HOW QUICKLY the image of a "liberated" Iraq fell apart last week. Within two days of the US entering Baghdad there was chaos, looting and continued fighting. The media has talked about "rampaging mobs" as if Iraqis are a naturally "uncivilised" people who don't know how to live in peace. But the chaos is a direct result of the war the US has waged on Iraq.
OFFICIALS AT the Bloody Sunday inquiry in London weren't certain until the last minute that General Michael Jackson would give evidence as scheduled on 7 April. He's the man in overall command of British forces in Iraq, and so had other compelling commitments.
THE UN weapons inspector Hans Blix now believes the war on Iraq was "planned well in advance" of his inspectors' last visit to Iraq. He says, "You ask yourself a lot of questions when you see the things they did to try to show that the Iraqis had nuclear weapons programmes, like the fake contract with Niger."
The real looters are now arriving in Iraq. They do not want to grab a TV or a computer – nothing so trivial. They are after great chunks of the economy. Oil is top of the list. The US defence department is setting up an advisory board to run Iraq's oil industry.
THE WARMONGERS in the White House feel flushed with success. The most hardline are already threatening to extend the slaughter they have inflicted on the people of Iraq to other states on George Bush's "axis of evil". They always said toppling Saddam Hussein was a stepping stone in a permanent "war on terror".
"ON ONE side was the richest country in the world, with the most powerful arsenal assembled in human history. On the other side was an impoverished Third World country that didn't even have control of its own air space. There was never any doubt who would win. Now there is an armed staging post where once there was a sovereign country.
When Doreen Lawrence asserted that no police officer had tended her dying son because they didn't want to get "black" blood on their hands, the reverberations shook British society. Stephen Lawrence's stabbing in April 1993 followed a series of other murders and racist attacks in south east London, where the Nazi British National Party (BNP) had opened its headquarters.
THE NEXT time you find yourself shouting at the lies and propaganda on our TV screens, why not give yourself a break and get out one of the excellent videos currently available?
MILLIONS OF people across the world marched last weekend against the US occupation of Iraq. The chaos in Baghdad and US companies crawling over the bodies of the dead to get their hands on lucrative reconstruction contracts confirmed what this war was really about.
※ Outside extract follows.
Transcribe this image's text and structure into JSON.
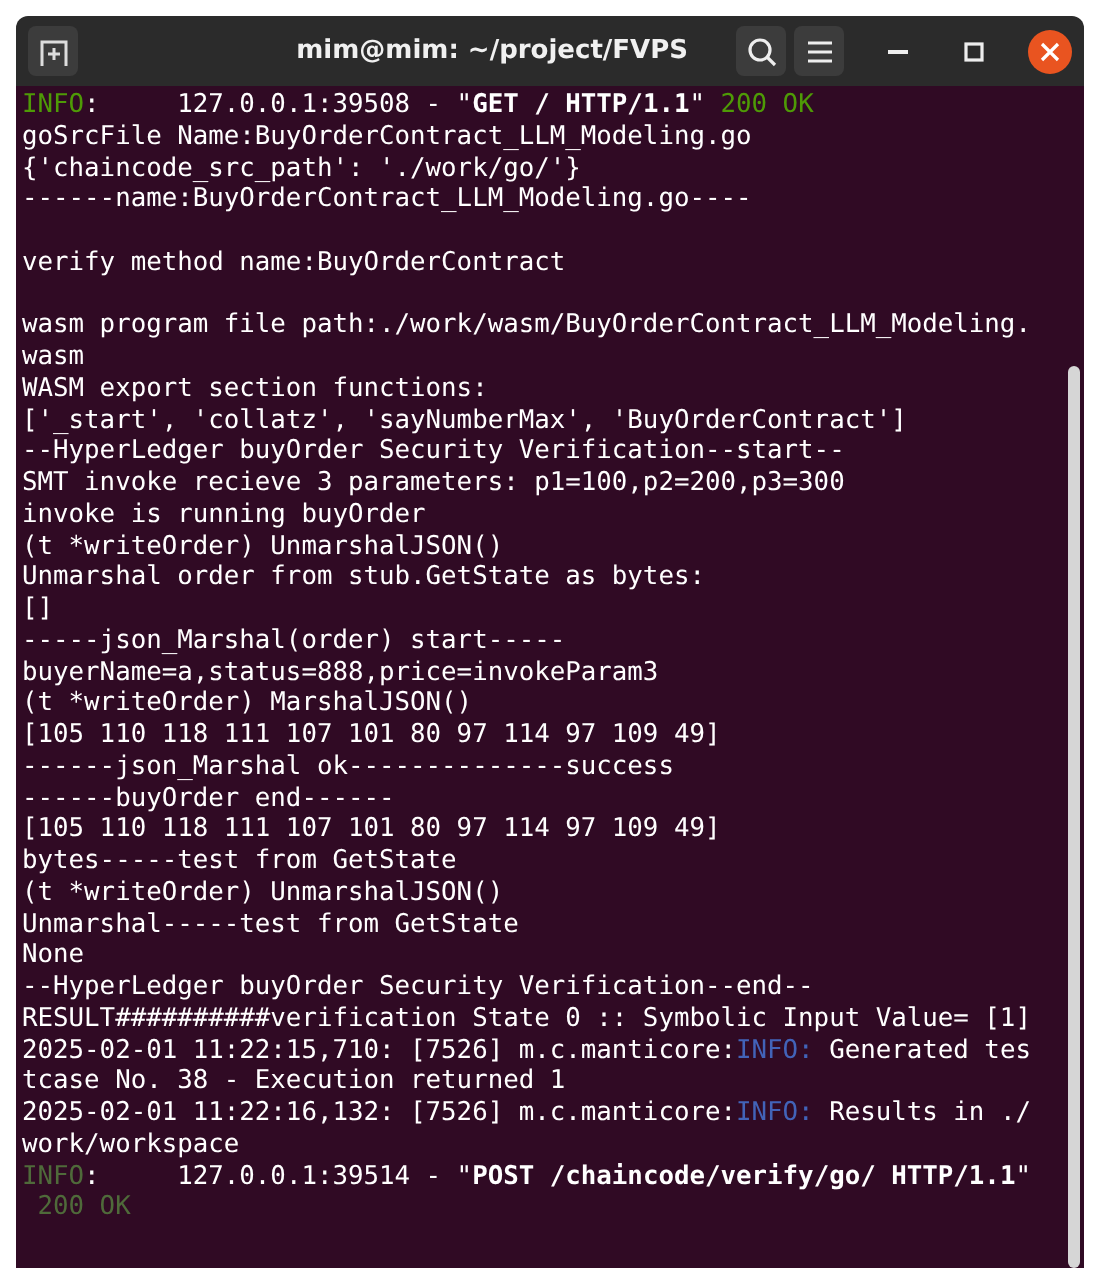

EAST OXFORD's Labour MP, Andrew Smith, is a senior foreign office minister who sits in the cabinet. There have been angry anti-war demonstrations each time Smith has held his constituency surgery in Oxford. Many people in the Labour Party are angry with Smith because of his support for the war.
"THE internationalisation of economic life makes it necessary to settle controversies by fire and sword." That was how the revolutionary Nikolai Bukharin, writing in 1915, described the link between and the economic system and war. He was analysing imperialism, a word that has rightly been used to describe the US war against Iraq. Imperialism is not just a term of abuse or a description of empires.
REMEMBER THE headlines when in January Spanish police arrested 16 North Africans who lived in Barcelona and Girona? "Major Al Qaida Attack Foiled" trumpeted the BBC. Tabloid papers ran lurid tales and the Guardian declared that "the group was poised to launch bomb attacks in Europe".